======== Information provided
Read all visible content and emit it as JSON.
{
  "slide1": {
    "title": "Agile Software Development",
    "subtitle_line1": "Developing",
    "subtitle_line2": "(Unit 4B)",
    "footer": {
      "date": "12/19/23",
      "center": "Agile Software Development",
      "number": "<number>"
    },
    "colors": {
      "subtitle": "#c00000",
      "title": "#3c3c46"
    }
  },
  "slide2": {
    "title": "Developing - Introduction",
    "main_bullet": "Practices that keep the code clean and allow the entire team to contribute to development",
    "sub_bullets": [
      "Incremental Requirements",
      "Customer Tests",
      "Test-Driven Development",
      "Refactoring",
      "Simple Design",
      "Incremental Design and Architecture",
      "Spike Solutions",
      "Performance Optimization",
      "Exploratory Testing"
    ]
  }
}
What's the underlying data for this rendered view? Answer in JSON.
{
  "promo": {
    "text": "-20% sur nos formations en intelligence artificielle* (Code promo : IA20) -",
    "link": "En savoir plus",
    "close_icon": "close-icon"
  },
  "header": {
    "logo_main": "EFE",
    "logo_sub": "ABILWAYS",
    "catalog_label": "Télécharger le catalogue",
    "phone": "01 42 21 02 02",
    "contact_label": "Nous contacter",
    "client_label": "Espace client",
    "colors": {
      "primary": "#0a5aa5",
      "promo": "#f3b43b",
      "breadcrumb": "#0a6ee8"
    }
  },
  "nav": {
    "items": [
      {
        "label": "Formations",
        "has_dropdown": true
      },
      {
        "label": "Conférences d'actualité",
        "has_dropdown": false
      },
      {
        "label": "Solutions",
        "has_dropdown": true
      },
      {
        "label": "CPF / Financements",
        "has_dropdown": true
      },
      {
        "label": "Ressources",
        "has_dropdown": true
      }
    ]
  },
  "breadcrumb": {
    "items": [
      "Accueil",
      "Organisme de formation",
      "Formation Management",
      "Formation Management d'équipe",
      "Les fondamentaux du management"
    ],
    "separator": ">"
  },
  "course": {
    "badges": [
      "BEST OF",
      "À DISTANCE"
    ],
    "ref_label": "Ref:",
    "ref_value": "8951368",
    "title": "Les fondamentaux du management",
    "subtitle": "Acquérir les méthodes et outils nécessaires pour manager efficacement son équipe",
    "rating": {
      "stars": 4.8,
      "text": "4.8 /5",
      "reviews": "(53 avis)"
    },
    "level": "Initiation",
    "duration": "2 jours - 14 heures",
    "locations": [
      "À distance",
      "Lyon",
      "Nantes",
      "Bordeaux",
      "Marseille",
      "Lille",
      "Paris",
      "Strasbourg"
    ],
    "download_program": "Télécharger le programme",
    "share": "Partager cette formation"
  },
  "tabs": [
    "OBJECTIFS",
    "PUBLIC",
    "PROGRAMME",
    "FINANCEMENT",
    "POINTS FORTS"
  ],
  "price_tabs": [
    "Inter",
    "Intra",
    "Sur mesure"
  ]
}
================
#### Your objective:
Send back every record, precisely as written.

#### Answer to the problem:
Read all visible content and emit it as JSON.
{
  "slide1": {
    "title": "Agile Software Development",
    "subtitle_line1": "Developing",
    "subtitle_line2": "(Unit 4B)",
    "footer": {
      "date": "12/19/23",
      "center": "Agile Software Development",
      "number": "<number>"
    },
    "colors": {
      "subtitle": "#c00000",
      "title": "#3c3c46"
    }
  },
  "slide2": {
    "title": "Developing - Introduction",
    "main_bullet": "Practices that keep the code clean and allow the entire team to contribute to development",
    "sub_bullets": [
      "Incremental Requirements",
      "Customer Tests",
      "Test-Driven Development",
      "Refactoring",
      "Simple Design",
      "Incremental Design and Architecture",
      "Spike Solutions",
      "Performance Optimization",
      "Exploratory Testing"
    ]
  }
}
What's the underlying data for this rendered view? Answer in JSON.
{
  "promo": {
    "text": "-20% sur nos formations en intelligence artificielle* (Code promo : IA20) -",
    "link": "En savoir plus",
    "close_icon": "close-icon"
  },
  "header": {
    "logo_main": "EFE",
    "logo_sub": "ABILWAYS",
    "catalog_label": "Télécharger le catalogue",
    "phone": "01 42 21 02 02",
    "contact_label": "Nous contacter",
    "client_label": "Espace client",
    "colors": {
      "primary": "#0a5aa5",
      "promo": "#f3b43b",
      "breadcrumb": "#0a6ee8"
    }
  },
  "nav": {
    "items": [
      {
        "label": "Formations",
        "has_dropdown": true
      },
      {
        "label": "Conférences d'actualité",
        "has_dropdown": false
      },
      {
        "label": "Solutions",
        "has_dropdown": true
      },
      {
        "label": "CPF / Financements",
        "has_dropdown": true
      },
      {
        "label": "Ressources",
        "has_dropdown": true
      }
    ]
  },
  "breadcrumb": {
    "items": [
      "Accueil",
      "Organisme de formation",
      "Formation Management",
      "Formation Management d'équipe",
      "Les fondamentaux du management"
    ],
    "separator": ">"
  },
  "course": {
    "badges": [
      "BEST OF",
      "À DISTANCE"
    ],
    "ref_label": "Ref:",
    "ref_value": "8951368",
    "title": "Les fondamentaux du management",
    "subtitle": "Acquérir les méthodes et outils nécessaires pour manager efficacement son équipe",
    "rating": {
      "stars": 4.8,
      "text": "4.8 /5",
      "reviews": "(53 avis)"
    },
    "level": "Initiation",
    "duration": "2 jours - 14 heures",
    "locations": [
      "À distance",
      "Lyon",
      "Nantes",
      "Bordeaux",
      "Marseille",
      "Lille",
      "Paris",
      "Strasbourg"
    ],
    "download_program": "Télécharger le programme",
    "share": "Partager cette formation"
  },
  "tabs": [
    "OBJECTIFS",
    "PUBLIC",
    "PROGRAMME",
    "FINANCEMENT",
    "POINTS FORTS"
  ],
  "price_tabs": [
    "Inter",
    "Intra",
    "Sur mesure"
  ]
}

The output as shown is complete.